Task objective: Pull every line with the word "trực" out of the entries below.

── Material for the task

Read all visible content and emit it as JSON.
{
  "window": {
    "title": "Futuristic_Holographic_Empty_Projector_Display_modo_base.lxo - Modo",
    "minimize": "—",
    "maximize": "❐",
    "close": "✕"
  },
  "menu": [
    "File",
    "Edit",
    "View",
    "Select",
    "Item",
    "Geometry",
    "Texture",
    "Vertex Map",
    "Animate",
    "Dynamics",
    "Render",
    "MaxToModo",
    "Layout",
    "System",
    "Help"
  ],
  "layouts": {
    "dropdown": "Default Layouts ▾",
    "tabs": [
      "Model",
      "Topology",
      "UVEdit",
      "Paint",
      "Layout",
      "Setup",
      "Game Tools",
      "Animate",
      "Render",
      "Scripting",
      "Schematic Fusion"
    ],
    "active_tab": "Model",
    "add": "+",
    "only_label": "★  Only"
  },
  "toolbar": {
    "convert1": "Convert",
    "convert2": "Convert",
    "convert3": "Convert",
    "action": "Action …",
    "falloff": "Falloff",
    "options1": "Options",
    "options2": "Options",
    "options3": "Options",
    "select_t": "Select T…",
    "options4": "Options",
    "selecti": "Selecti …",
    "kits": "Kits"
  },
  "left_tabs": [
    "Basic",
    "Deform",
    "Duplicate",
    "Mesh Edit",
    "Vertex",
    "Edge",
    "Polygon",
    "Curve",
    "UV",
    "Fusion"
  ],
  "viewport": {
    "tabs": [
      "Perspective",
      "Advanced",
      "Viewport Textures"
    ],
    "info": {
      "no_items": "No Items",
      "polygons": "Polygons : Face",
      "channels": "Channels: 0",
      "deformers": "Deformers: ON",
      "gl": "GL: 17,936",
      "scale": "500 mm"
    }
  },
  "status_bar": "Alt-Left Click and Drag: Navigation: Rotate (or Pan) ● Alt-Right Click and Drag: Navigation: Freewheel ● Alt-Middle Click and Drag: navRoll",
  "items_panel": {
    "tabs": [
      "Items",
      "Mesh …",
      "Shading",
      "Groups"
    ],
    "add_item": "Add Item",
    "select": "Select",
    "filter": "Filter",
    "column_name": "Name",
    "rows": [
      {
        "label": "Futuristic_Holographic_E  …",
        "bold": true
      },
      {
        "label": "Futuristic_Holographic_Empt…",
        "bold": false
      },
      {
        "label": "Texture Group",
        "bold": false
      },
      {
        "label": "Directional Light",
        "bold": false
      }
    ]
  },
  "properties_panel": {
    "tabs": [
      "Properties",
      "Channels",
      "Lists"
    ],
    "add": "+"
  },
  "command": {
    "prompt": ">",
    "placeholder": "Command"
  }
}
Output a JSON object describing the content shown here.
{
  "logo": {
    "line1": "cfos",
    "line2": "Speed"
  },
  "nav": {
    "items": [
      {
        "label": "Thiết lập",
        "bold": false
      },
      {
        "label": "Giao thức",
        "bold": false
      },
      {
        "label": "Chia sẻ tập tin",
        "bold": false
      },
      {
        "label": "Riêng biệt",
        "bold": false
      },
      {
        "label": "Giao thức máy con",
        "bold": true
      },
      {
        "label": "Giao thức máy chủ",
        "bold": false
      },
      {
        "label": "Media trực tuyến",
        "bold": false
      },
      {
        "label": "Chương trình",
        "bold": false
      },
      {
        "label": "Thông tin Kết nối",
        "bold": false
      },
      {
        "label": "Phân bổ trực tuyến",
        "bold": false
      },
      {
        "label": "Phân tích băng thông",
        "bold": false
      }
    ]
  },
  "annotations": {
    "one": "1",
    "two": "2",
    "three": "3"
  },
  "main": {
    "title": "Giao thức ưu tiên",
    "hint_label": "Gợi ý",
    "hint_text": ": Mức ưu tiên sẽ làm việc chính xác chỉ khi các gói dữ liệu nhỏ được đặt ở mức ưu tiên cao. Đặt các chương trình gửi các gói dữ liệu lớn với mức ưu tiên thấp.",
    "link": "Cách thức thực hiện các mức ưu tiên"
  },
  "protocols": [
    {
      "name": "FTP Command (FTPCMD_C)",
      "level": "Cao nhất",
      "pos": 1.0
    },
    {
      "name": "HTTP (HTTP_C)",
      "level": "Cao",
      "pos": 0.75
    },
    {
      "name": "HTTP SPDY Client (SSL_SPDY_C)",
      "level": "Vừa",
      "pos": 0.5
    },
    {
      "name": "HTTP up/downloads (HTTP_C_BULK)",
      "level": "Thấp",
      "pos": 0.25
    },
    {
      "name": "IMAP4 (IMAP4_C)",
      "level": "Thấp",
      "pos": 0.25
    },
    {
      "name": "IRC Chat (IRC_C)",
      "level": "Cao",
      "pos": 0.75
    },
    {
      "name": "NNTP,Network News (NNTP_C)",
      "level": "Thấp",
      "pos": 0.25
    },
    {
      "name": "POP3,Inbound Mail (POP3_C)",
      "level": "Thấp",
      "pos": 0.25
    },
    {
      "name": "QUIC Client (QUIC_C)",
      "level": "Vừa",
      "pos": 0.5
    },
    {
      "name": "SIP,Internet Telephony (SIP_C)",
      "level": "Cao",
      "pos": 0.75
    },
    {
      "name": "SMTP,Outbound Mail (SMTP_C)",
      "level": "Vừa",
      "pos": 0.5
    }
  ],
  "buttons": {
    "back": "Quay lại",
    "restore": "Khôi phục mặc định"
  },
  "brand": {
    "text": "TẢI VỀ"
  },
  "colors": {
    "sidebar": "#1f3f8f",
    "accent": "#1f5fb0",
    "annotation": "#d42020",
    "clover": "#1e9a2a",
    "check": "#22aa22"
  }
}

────

Exercise solution:
        "label": "Media trực tuyến",
        "label": "Phân bổ trực tuyến",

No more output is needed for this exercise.